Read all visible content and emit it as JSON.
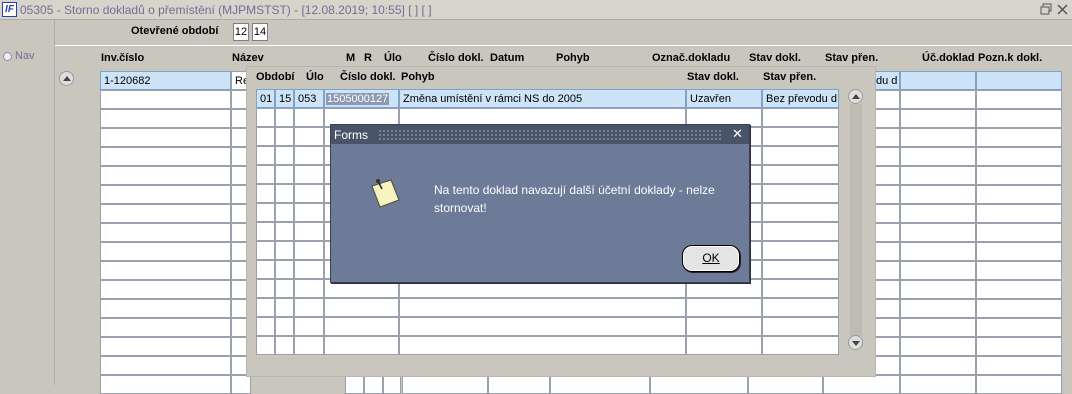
{
  "window": {
    "title": "05305 - Storno dokladů o přemístění (MJPMSTST) - [12.08.2019; 10:55]  [ ]  [ ]",
    "app_icon": "IF"
  },
  "nav": {
    "label": "Nav"
  },
  "period": {
    "label": "Otevřené období",
    "values": [
      "12",
      "14"
    ]
  },
  "main_columns": [
    "Inv.číslo",
    "Název",
    "M",
    "R",
    "Úlo",
    "Číslo dokl.",
    "Datum",
    "Pohyb",
    "Označ.dokladu",
    "Stav dokl.",
    "Stav přen.",
    "Úč.doklad",
    "Pozn.k dokl."
  ],
  "main_rows": {
    "first": {
      "inv_cislo": "1-120682",
      "nazev": "Re",
      "stav_pren": "du d"
    }
  },
  "detail_columns": [
    "Období",
    "Úlo",
    "Číslo dokl.",
    "Pohyb",
    "Stav dokl.",
    "Stav přen."
  ],
  "detail_row": {
    "obdobi_a": "01",
    "obdobi_b": "15",
    "ulo": "053",
    "cislo_dokl": "1505000127",
    "pohyb": "Změna umístění v rámci NS do 2005",
    "stav_dokl": "Uzavřen",
    "stav_pren": "Bez převodu d"
  },
  "dialog": {
    "title": "Forms",
    "message": "Na tento doklad navazují další účetní doklady - nelze stornovat!",
    "ok_label": "OK",
    "icon": "note-icon"
  },
  "colors": {
    "background": "#c9c6bd",
    "highlight": "#cde3f7",
    "dialog": "#6d7a98",
    "title_text": "#6f6f96"
  }
}
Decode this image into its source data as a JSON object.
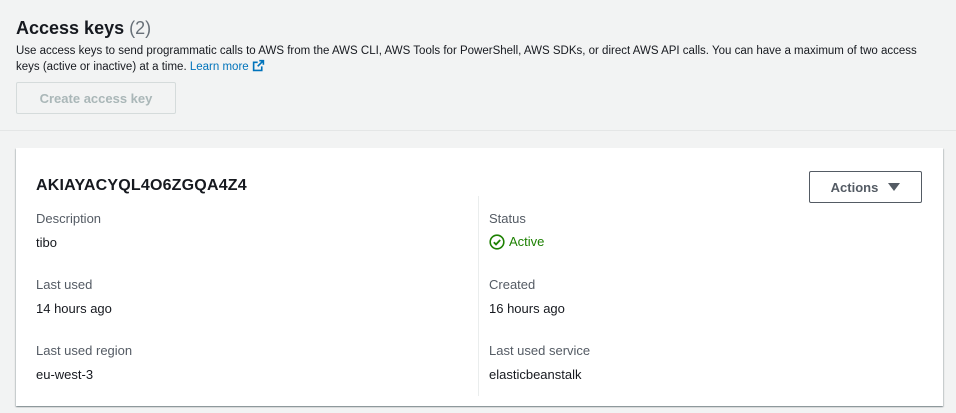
{
  "header": {
    "title": "Access keys",
    "count": "(2)",
    "description": "Use access keys to send programmatic calls to AWS from the AWS CLI, AWS Tools for PowerShell, AWS SDKs, or direct AWS API calls. You can have a maximum of two access keys (active or inactive) at a time.",
    "learn_more": "Learn more",
    "create_button": "Create access key"
  },
  "key": {
    "id": "AKIAYACYQL4O6ZGQA4Z4",
    "actions_label": "Actions",
    "description_label": "Description",
    "description_value": "tibo",
    "last_used_label": "Last used",
    "last_used_value": "14 hours ago",
    "last_used_region_label": "Last used region",
    "last_used_region_value": "eu-west-3",
    "status_label": "Status",
    "status_value": "Active",
    "created_label": "Created",
    "created_value": "16 hours ago",
    "last_used_service_label": "Last used service",
    "last_used_service_value": "elasticbeanstalk"
  },
  "colors": {
    "link": "#0073bb",
    "active": "#1d8102",
    "disabled_text": "#aab7b8"
  },
  "icons": {
    "external_link": "external-link-icon",
    "status": "check-circle-icon",
    "dropdown": "caret-down-icon"
  }
}
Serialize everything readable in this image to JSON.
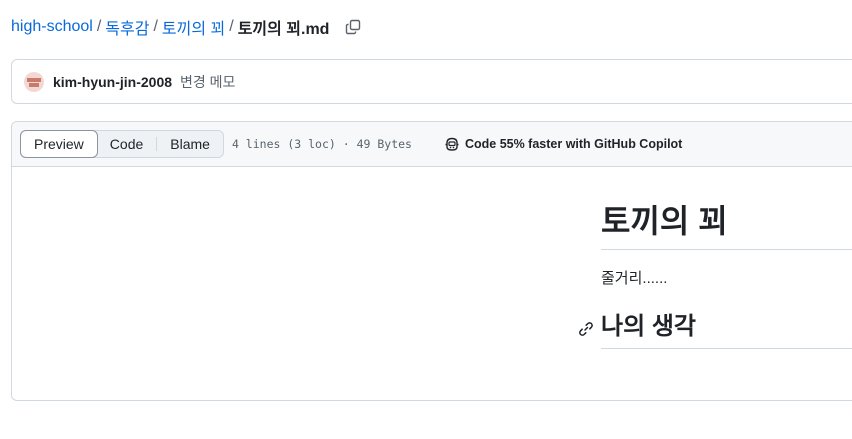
{
  "breadcrumb": {
    "repo": "high-school",
    "folder1": "독후감",
    "folder2": "토끼의 꾀",
    "file": "토끼의 꾀.md",
    "separator": "/"
  },
  "commit": {
    "user": "kim-hyun-jin-2008",
    "message": "변경 메모"
  },
  "file_header": {
    "tabs": [
      "Preview",
      "Code",
      "Blame"
    ],
    "active_tab": "Preview",
    "meta": "4 lines (3 loc) · 49 Bytes",
    "copilot_text": "Code 55% faster with GitHub Copilot"
  },
  "markdown": {
    "h1": "토끼의 꾀",
    "paragraph": "줄거리......",
    "h2": "나의 생각"
  },
  "colors": {
    "link": "#0969da",
    "border": "#d1d9e0",
    "header_bg": "#f6f8fa"
  },
  "icons": [
    "copy-icon",
    "avatar",
    "copilot-icon",
    "link-icon"
  ]
}
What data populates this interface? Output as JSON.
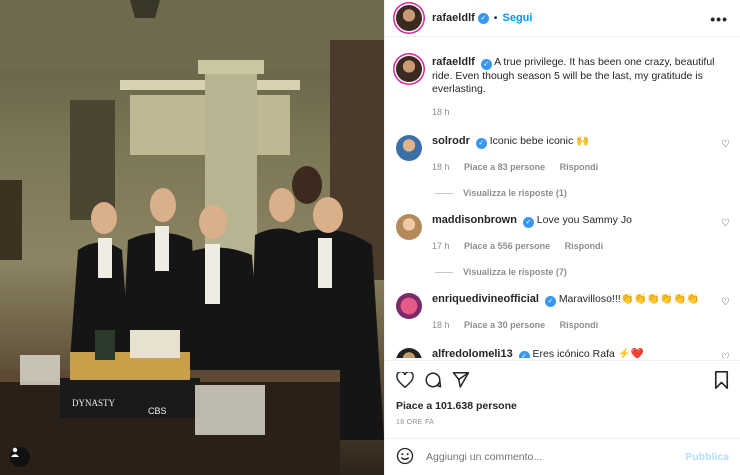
{
  "post": {
    "username": "rafaeldlf",
    "follow_label": "Segui",
    "more_label": "•••",
    "caption_text": "A true privilege. It has been one crazy, beautiful ride. Even though season 5 will be the last, my gratitude is everlasting.",
    "caption_time": "18 h",
    "likes_text": "Piace a 101.638 persone",
    "ago_text": "18 ORE FA"
  },
  "comments": [
    {
      "username": "solrodr",
      "text": "Iconic bebe iconic 🙌",
      "time": "18 h",
      "likes": "Piace a 83 persone",
      "reply_label": "Rispondi",
      "view_replies": "Visualizza le risposte (1)"
    },
    {
      "username": "maddisonbrown",
      "text": "Love you Sammy Jo",
      "time": "17 h",
      "likes": "Piace a 556 persone",
      "reply_label": "Rispondi",
      "view_replies": "Visualizza le risposte (7)"
    },
    {
      "username": "enriquedivineofficial",
      "text": "Maravilloso!!!👏👏👏👏👏👏",
      "time": "18 h",
      "likes": "Piace a 30 persone",
      "reply_label": "Rispondi"
    },
    {
      "username": "alfredolomeli13",
      "text": "Eres icónico Rafa ⚡❤️"
    }
  ],
  "add_comment": {
    "placeholder": "Aggiungi un commento...",
    "publish_label": "Pubblica"
  },
  "colors": {
    "accent": "#0095f6",
    "verified": "#3897f0",
    "publish_disabled": "#b2dffc"
  },
  "icons": [
    "heart-icon",
    "comment-icon",
    "share-icon",
    "save-icon",
    "emoji-icon",
    "tag-user-icon",
    "verified-badge-icon",
    "more-options-icon"
  ]
}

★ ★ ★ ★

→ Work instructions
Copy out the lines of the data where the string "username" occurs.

→ Exercise response
    "username": "rafaeldlf",
      "username": "solrodr",
      "username": "maddisonbrown",
      "username": "enriquedivineofficial",
      "username": "alfredolomeli13",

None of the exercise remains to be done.